Data supplied —
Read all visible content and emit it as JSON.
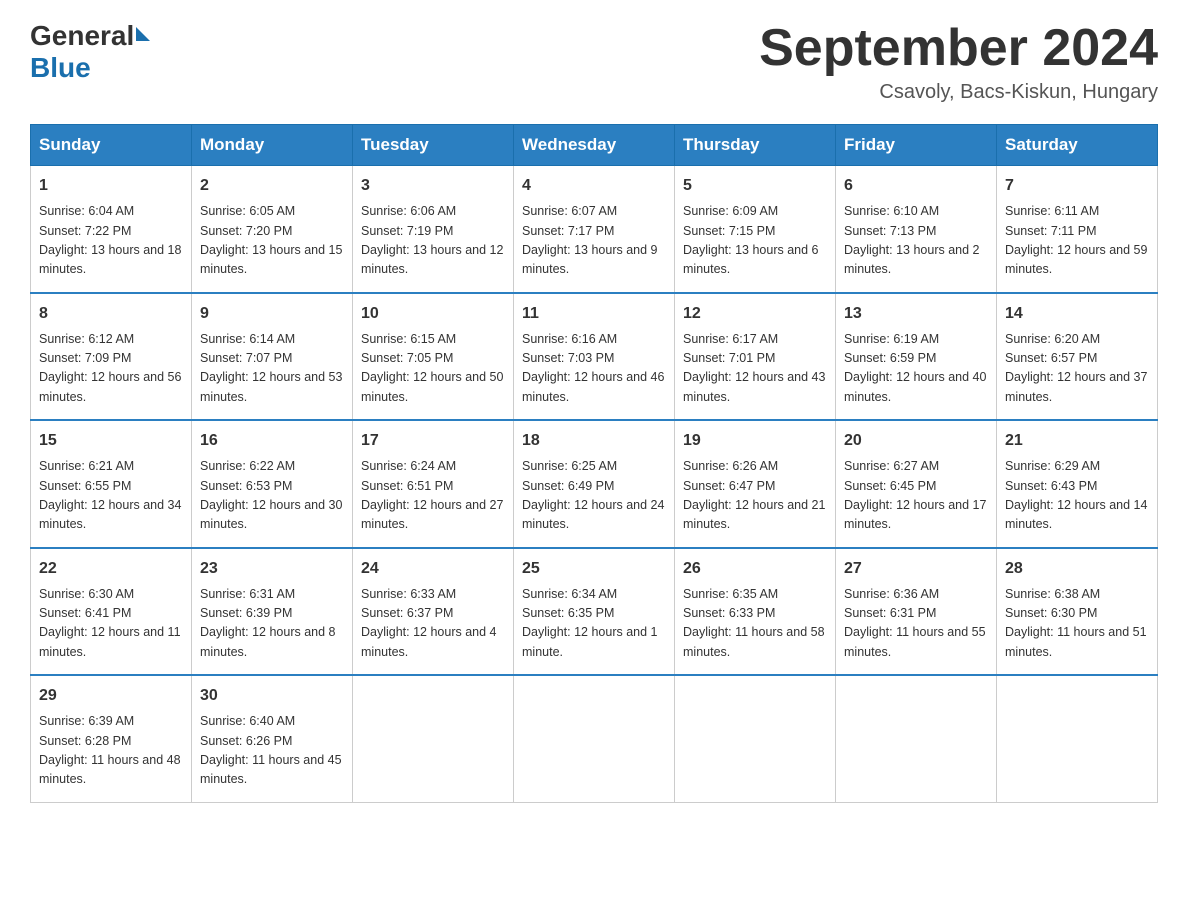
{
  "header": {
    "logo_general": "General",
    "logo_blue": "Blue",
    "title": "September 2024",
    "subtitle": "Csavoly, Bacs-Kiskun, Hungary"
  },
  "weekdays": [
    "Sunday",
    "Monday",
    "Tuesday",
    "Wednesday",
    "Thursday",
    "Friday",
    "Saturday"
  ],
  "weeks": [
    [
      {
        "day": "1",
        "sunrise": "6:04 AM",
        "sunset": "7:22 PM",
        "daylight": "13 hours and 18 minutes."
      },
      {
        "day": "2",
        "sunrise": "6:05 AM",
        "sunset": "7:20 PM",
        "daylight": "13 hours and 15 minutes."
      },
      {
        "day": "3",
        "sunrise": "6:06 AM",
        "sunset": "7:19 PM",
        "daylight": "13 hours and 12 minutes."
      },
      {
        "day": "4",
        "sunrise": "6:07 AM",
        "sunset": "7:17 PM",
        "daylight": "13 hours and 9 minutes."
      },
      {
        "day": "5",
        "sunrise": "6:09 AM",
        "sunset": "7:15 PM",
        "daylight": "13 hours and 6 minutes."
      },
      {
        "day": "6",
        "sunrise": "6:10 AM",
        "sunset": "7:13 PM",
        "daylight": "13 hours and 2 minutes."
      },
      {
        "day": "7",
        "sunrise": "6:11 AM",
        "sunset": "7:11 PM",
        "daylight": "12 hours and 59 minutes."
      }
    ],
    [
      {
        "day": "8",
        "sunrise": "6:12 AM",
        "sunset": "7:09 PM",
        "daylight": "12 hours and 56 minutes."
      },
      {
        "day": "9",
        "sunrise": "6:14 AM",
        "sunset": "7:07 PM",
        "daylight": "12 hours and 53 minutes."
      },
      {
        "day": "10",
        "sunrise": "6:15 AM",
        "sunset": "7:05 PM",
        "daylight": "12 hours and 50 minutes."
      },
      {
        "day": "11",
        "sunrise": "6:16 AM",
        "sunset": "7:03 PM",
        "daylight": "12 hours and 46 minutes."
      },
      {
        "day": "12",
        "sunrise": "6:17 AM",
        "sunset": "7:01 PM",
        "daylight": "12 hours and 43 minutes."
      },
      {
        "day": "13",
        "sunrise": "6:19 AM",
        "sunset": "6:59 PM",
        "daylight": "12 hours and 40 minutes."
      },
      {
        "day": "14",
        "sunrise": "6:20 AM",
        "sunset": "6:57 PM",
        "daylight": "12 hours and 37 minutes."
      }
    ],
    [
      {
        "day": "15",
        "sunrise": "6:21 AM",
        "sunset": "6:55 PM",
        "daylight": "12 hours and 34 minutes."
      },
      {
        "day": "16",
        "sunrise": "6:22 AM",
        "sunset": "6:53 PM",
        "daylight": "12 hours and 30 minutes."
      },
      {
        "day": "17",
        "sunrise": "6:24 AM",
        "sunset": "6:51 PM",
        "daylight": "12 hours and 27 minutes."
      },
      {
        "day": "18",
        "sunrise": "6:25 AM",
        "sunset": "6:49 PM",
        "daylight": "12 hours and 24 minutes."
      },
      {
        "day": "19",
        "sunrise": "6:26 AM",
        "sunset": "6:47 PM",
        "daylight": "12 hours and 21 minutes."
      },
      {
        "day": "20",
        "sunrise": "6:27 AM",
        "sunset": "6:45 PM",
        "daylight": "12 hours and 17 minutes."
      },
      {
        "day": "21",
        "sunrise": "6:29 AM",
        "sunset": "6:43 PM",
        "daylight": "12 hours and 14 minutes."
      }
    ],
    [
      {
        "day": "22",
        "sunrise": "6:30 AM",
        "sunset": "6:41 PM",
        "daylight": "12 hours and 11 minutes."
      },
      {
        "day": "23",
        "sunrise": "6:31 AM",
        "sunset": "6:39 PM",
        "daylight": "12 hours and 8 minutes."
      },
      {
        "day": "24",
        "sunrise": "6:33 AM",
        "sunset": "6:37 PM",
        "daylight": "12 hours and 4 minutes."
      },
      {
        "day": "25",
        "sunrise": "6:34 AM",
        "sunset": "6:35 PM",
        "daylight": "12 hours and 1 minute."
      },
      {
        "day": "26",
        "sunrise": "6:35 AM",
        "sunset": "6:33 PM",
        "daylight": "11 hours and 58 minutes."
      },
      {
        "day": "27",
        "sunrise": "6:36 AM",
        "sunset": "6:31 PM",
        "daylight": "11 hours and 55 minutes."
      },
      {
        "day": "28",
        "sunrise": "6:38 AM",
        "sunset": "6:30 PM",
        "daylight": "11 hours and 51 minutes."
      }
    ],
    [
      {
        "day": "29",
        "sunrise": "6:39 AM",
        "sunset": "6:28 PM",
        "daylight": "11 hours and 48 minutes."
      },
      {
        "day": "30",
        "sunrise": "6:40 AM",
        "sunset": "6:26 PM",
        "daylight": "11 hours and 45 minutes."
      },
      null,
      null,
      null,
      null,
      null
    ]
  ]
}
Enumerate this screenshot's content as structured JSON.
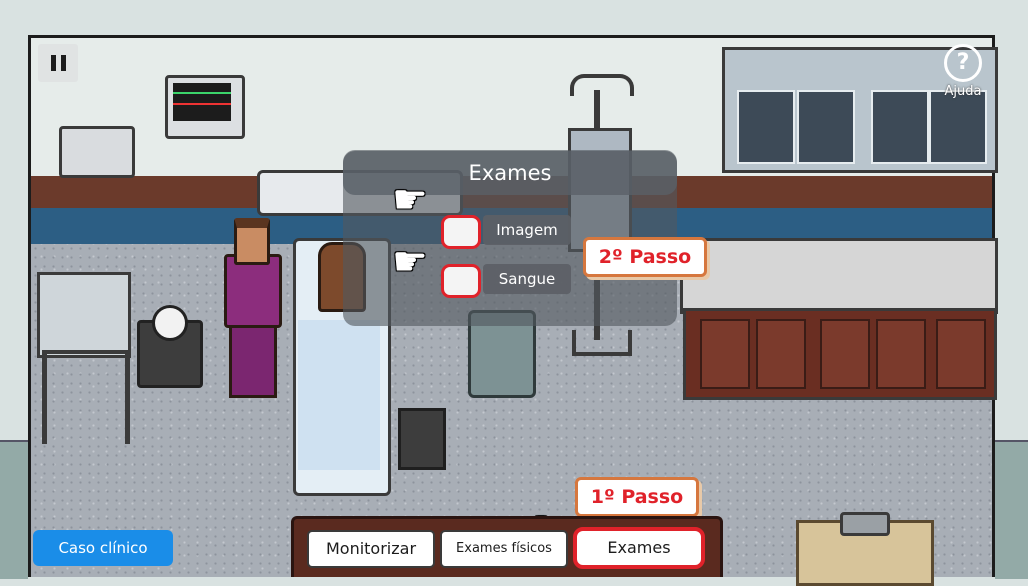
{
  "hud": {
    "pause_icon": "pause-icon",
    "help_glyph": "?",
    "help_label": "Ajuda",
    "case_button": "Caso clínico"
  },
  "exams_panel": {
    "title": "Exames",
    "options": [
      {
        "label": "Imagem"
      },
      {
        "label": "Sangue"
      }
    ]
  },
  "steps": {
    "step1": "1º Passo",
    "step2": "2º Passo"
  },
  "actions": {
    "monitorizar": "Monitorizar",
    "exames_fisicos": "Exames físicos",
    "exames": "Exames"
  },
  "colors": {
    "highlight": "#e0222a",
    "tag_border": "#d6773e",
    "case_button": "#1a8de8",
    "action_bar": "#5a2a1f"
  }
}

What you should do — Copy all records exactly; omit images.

Output for this exercise —
Read all visible content and emit it as JSON.
{
  "header": {
    "logo_general": "General",
    "logo_blue": "Blue",
    "title": "September 2024",
    "subtitle": "Csavoly, Bacs-Kiskun, Hungary"
  },
  "weekdays": [
    "Sunday",
    "Monday",
    "Tuesday",
    "Wednesday",
    "Thursday",
    "Friday",
    "Saturday"
  ],
  "weeks": [
    [
      {
        "day": "1",
        "sunrise": "6:04 AM",
        "sunset": "7:22 PM",
        "daylight": "13 hours and 18 minutes."
      },
      {
        "day": "2",
        "sunrise": "6:05 AM",
        "sunset": "7:20 PM",
        "daylight": "13 hours and 15 minutes."
      },
      {
        "day": "3",
        "sunrise": "6:06 AM",
        "sunset": "7:19 PM",
        "daylight": "13 hours and 12 minutes."
      },
      {
        "day": "4",
        "sunrise": "6:07 AM",
        "sunset": "7:17 PM",
        "daylight": "13 hours and 9 minutes."
      },
      {
        "day": "5",
        "sunrise": "6:09 AM",
        "sunset": "7:15 PM",
        "daylight": "13 hours and 6 minutes."
      },
      {
        "day": "6",
        "sunrise": "6:10 AM",
        "sunset": "7:13 PM",
        "daylight": "13 hours and 2 minutes."
      },
      {
        "day": "7",
        "sunrise": "6:11 AM",
        "sunset": "7:11 PM",
        "daylight": "12 hours and 59 minutes."
      }
    ],
    [
      {
        "day": "8",
        "sunrise": "6:12 AM",
        "sunset": "7:09 PM",
        "daylight": "12 hours and 56 minutes."
      },
      {
        "day": "9",
        "sunrise": "6:14 AM",
        "sunset": "7:07 PM",
        "daylight": "12 hours and 53 minutes."
      },
      {
        "day": "10",
        "sunrise": "6:15 AM",
        "sunset": "7:05 PM",
        "daylight": "12 hours and 50 minutes."
      },
      {
        "day": "11",
        "sunrise": "6:16 AM",
        "sunset": "7:03 PM",
        "daylight": "12 hours and 46 minutes."
      },
      {
        "day": "12",
        "sunrise": "6:17 AM",
        "sunset": "7:01 PM",
        "daylight": "12 hours and 43 minutes."
      },
      {
        "day": "13",
        "sunrise": "6:19 AM",
        "sunset": "6:59 PM",
        "daylight": "12 hours and 40 minutes."
      },
      {
        "day": "14",
        "sunrise": "6:20 AM",
        "sunset": "6:57 PM",
        "daylight": "12 hours and 37 minutes."
      }
    ],
    [
      {
        "day": "15",
        "sunrise": "6:21 AM",
        "sunset": "6:55 PM",
        "daylight": "12 hours and 34 minutes."
      },
      {
        "day": "16",
        "sunrise": "6:22 AM",
        "sunset": "6:53 PM",
        "daylight": "12 hours and 30 minutes."
      },
      {
        "day": "17",
        "sunrise": "6:24 AM",
        "sunset": "6:51 PM",
        "daylight": "12 hours and 27 minutes."
      },
      {
        "day": "18",
        "sunrise": "6:25 AM",
        "sunset": "6:49 PM",
        "daylight": "12 hours and 24 minutes."
      },
      {
        "day": "19",
        "sunrise": "6:26 AM",
        "sunset": "6:47 PM",
        "daylight": "12 hours and 21 minutes."
      },
      {
        "day": "20",
        "sunrise": "6:27 AM",
        "sunset": "6:45 PM",
        "daylight": "12 hours and 17 minutes."
      },
      {
        "day": "21",
        "sunrise": "6:29 AM",
        "sunset": "6:43 PM",
        "daylight": "12 hours and 14 minutes."
      }
    ],
    [
      {
        "day": "22",
        "sunrise": "6:30 AM",
        "sunset": "6:41 PM",
        "daylight": "12 hours and 11 minutes."
      },
      {
        "day": "23",
        "sunrise": "6:31 AM",
        "sunset": "6:39 PM",
        "daylight": "12 hours and 8 minutes."
      },
      {
        "day": "24",
        "sunrise": "6:33 AM",
        "sunset": "6:37 PM",
        "daylight": "12 hours and 4 minutes."
      },
      {
        "day": "25",
        "sunrise": "6:34 AM",
        "sunset": "6:35 PM",
        "daylight": "12 hours and 1 minute."
      },
      {
        "day": "26",
        "sunrise": "6:35 AM",
        "sunset": "6:33 PM",
        "daylight": "11 hours and 58 minutes."
      },
      {
        "day": "27",
        "sunrise": "6:36 AM",
        "sunset": "6:31 PM",
        "daylight": "11 hours and 55 minutes."
      },
      {
        "day": "28",
        "sunrise": "6:38 AM",
        "sunset": "6:30 PM",
        "daylight": "11 hours and 51 minutes."
      }
    ],
    [
      {
        "day": "29",
        "sunrise": "6:39 AM",
        "sunset": "6:28 PM",
        "daylight": "11 hours and 48 minutes."
      },
      {
        "day": "30",
        "sunrise": "6:40 AM",
        "sunset": "6:26 PM",
        "daylight": "11 hours and 45 minutes."
      },
      null,
      null,
      null,
      null,
      null
    ]
  ]
}
Enumerate this screenshot's content as structured JSON.
{
  "hud": {
    "pause_icon": "pause-icon",
    "help_glyph": "?",
    "help_label": "Ajuda",
    "case_button": "Caso clínico"
  },
  "exams_panel": {
    "title": "Exames",
    "options": [
      {
        "label": "Imagem"
      },
      {
        "label": "Sangue"
      }
    ]
  },
  "steps": {
    "step1": "1º Passo",
    "step2": "2º Passo"
  },
  "actions": {
    "monitorizar": "Monitorizar",
    "exames_fisicos": "Exames físicos",
    "exames": "Exames"
  },
  "colors": {
    "highlight": "#e0222a",
    "tag_border": "#d6773e",
    "case_button": "#1a8de8",
    "action_bar": "#5a2a1f"
  }
}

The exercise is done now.